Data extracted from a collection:
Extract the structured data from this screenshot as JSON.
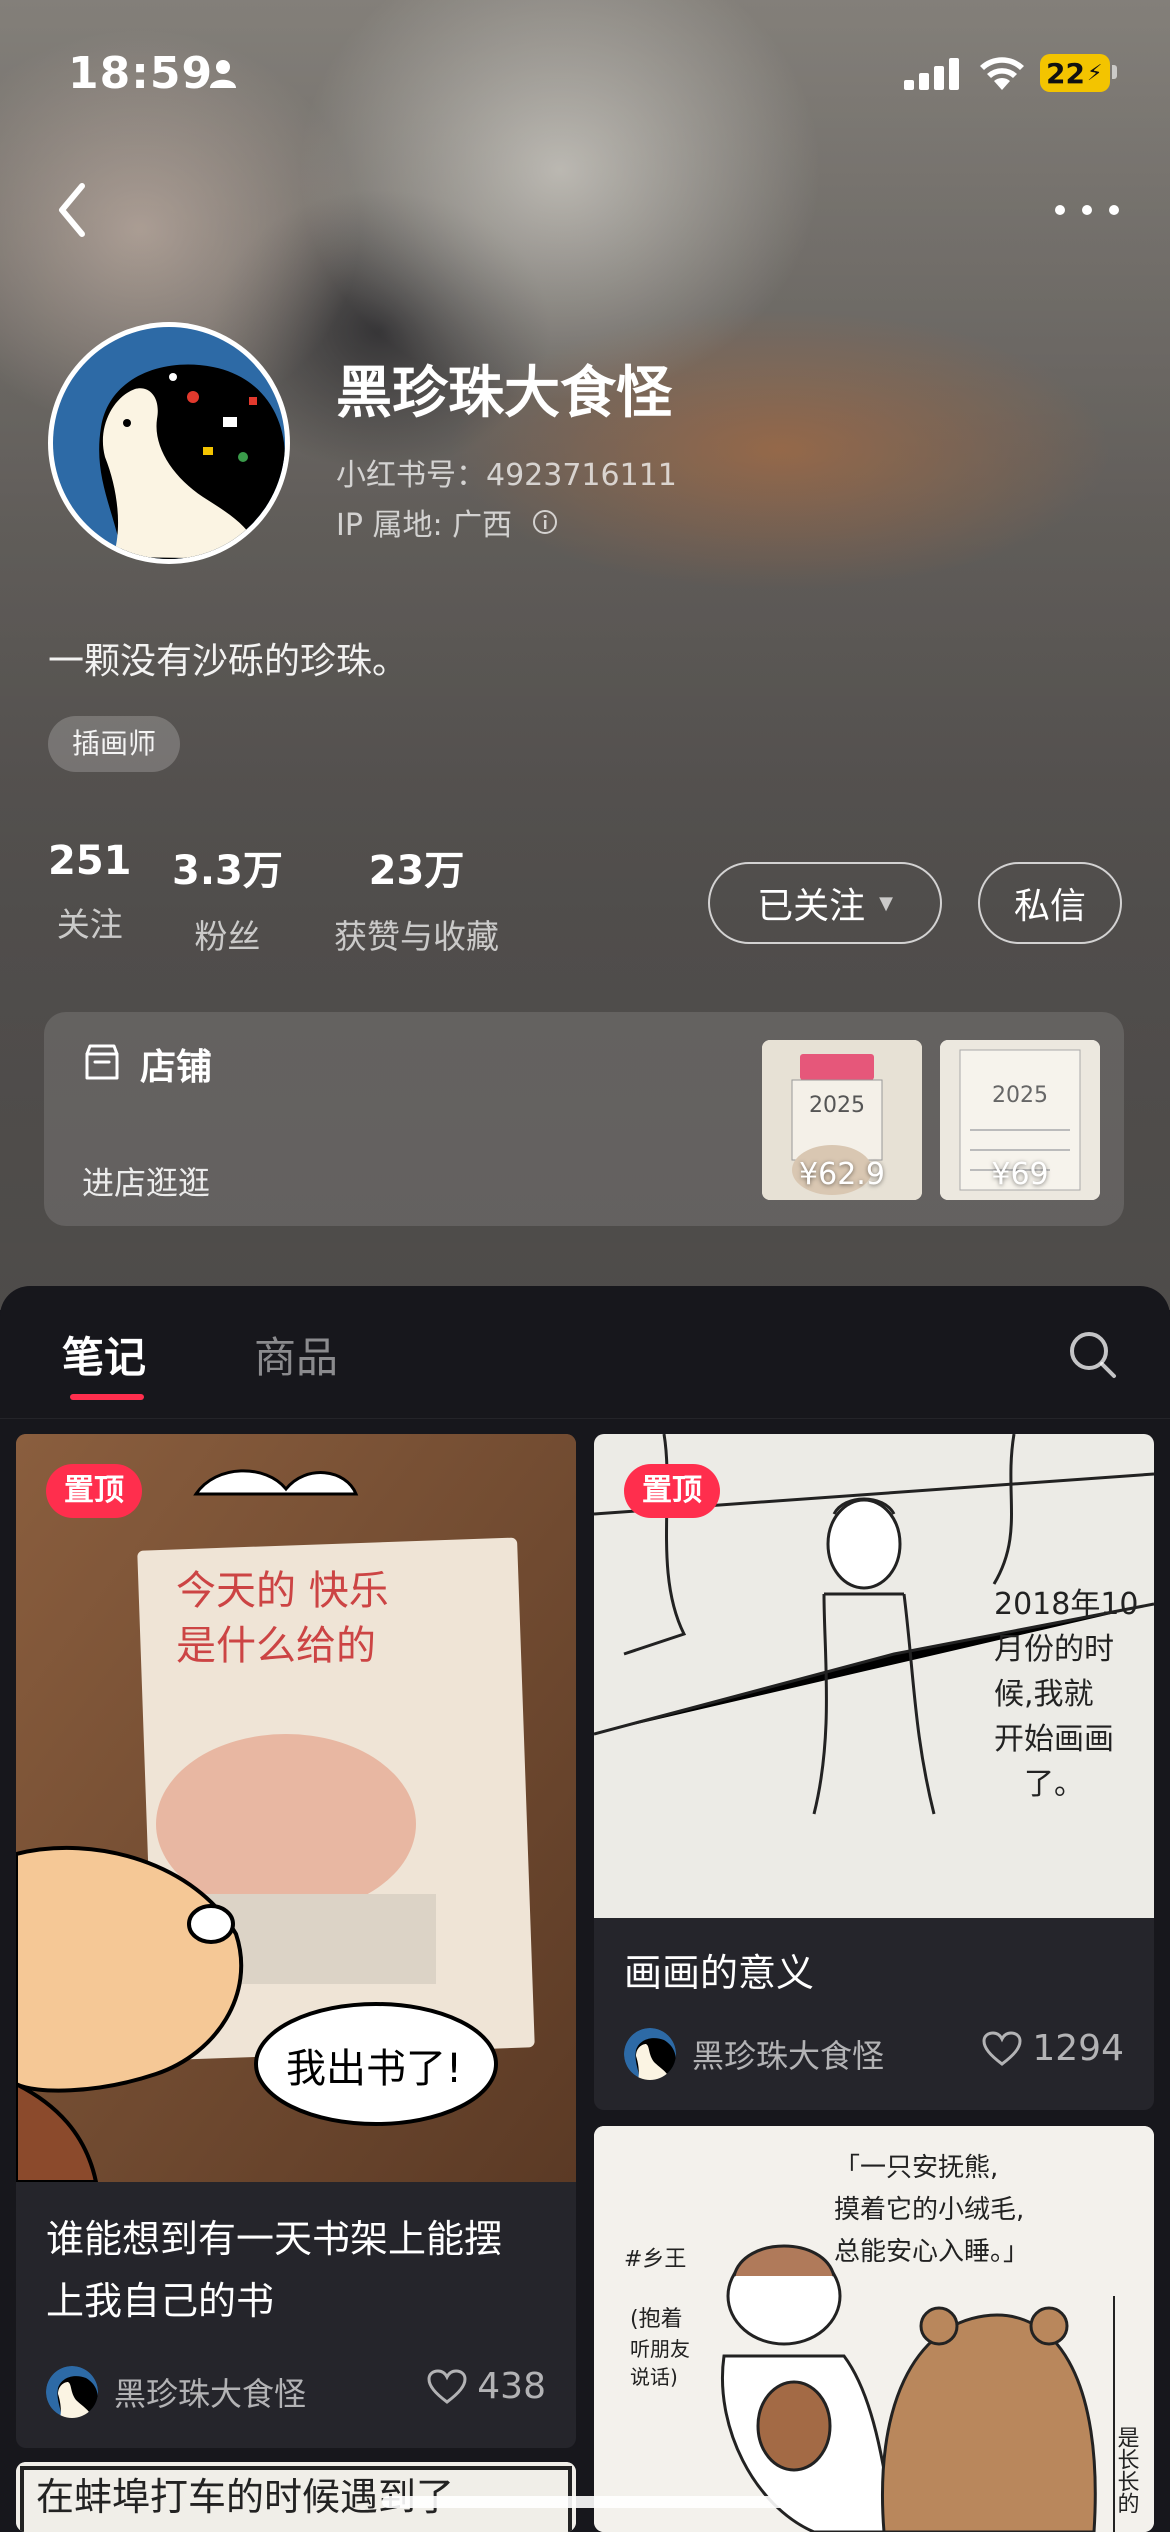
{
  "status_bar": {
    "time": "18:59",
    "battery": "22"
  },
  "profile": {
    "nickname": "黑珍珠大食怪",
    "redbook_id": "小红书号：4923716111",
    "ip": "IP 属地: 广西",
    "bio": "一颗没有沙砾的珍珠。",
    "tag": "插画师"
  },
  "stats": [
    {
      "value": "251",
      "label": "关注"
    },
    {
      "value": "3.3万",
      "label": "粉丝"
    },
    {
      "value": "23万",
      "label": "获赞与收藏"
    }
  ],
  "actions": {
    "follow_label": "已关注",
    "message_label": "私信"
  },
  "shop": {
    "title": "店铺",
    "subtitle": "进店逛逛",
    "items": [
      {
        "price": "¥62.9",
        "cover_text": "2025"
      },
      {
        "price": "¥69",
        "cover_text": "2025"
      }
    ]
  },
  "tabs": [
    {
      "label": "笔记",
      "active": true
    },
    {
      "label": "商品",
      "active": false
    }
  ],
  "notes": [
    {
      "pinned_label": "置顶",
      "image_text": [
        "今天的 快乐",
        "是什么给的",
        "我出书了!"
      ],
      "title_lines": [
        "谁能想到有一天书架上能摆",
        "上我自己的书"
      ],
      "author": "黑珍珠大食怪",
      "likes": "438"
    },
    {
      "pinned_label": "置顶",
      "image_text": [
        "2018年10",
        "月份的时",
        "候,我就",
        "开始画画",
        "了。"
      ],
      "title_lines": [
        "画画的意义"
      ],
      "author": "黑珍珠大食怪",
      "likes": "1294"
    },
    {
      "image_text": [
        "「一只安抚熊,",
        "摸着它的小绒毛,",
        "总能安心入睡。」",
        "#乡王",
        "(抱着",
        "听朋友",
        "说话)",
        "是长长的"
      ]
    },
    {
      "image_text": [
        "在蚌埠打车的时候遇到了"
      ]
    }
  ],
  "colors": {
    "accent": "#ff2e4d",
    "background": "#17171c",
    "card": "#25252b"
  }
}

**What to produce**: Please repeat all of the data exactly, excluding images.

**Completed task**:
Extract the structured data from this screenshot as JSON.
{
  "status_bar": {
    "time": "18:59",
    "battery": "22"
  },
  "profile": {
    "nickname": "黑珍珠大食怪",
    "redbook_id": "小红书号：4923716111",
    "ip": "IP 属地: 广西",
    "bio": "一颗没有沙砾的珍珠。",
    "tag": "插画师"
  },
  "stats": [
    {
      "value": "251",
      "label": "关注"
    },
    {
      "value": "3.3万",
      "label": "粉丝"
    },
    {
      "value": "23万",
      "label": "获赞与收藏"
    }
  ],
  "actions": {
    "follow_label": "已关注",
    "message_label": "私信"
  },
  "shop": {
    "title": "店铺",
    "subtitle": "进店逛逛",
    "items": [
      {
        "price": "¥62.9",
        "cover_text": "2025"
      },
      {
        "price": "¥69",
        "cover_text": "2025"
      }
    ]
  },
  "tabs": [
    {
      "label": "笔记",
      "active": true
    },
    {
      "label": "商品",
      "active": false
    }
  ],
  "notes": [
    {
      "pinned_label": "置顶",
      "image_text": [
        "今天的 快乐",
        "是什么给的",
        "我出书了!"
      ],
      "title_lines": [
        "谁能想到有一天书架上能摆",
        "上我自己的书"
      ],
      "author": "黑珍珠大食怪",
      "likes": "438"
    },
    {
      "pinned_label": "置顶",
      "image_text": [
        "2018年10",
        "月份的时",
        "候,我就",
        "开始画画",
        "了。"
      ],
      "title_lines": [
        "画画的意义"
      ],
      "author": "黑珍珠大食怪",
      "likes": "1294"
    },
    {
      "image_text": [
        "「一只安抚熊,",
        "摸着它的小绒毛,",
        "总能安心入睡。」",
        "#乡王",
        "(抱着",
        "听朋友",
        "说话)",
        "是长长的"
      ]
    },
    {
      "image_text": [
        "在蚌埠打车的时候遇到了"
      ]
    }
  ],
  "colors": {
    "accent": "#ff2e4d",
    "background": "#17171c",
    "card": "#25252b"
  }
}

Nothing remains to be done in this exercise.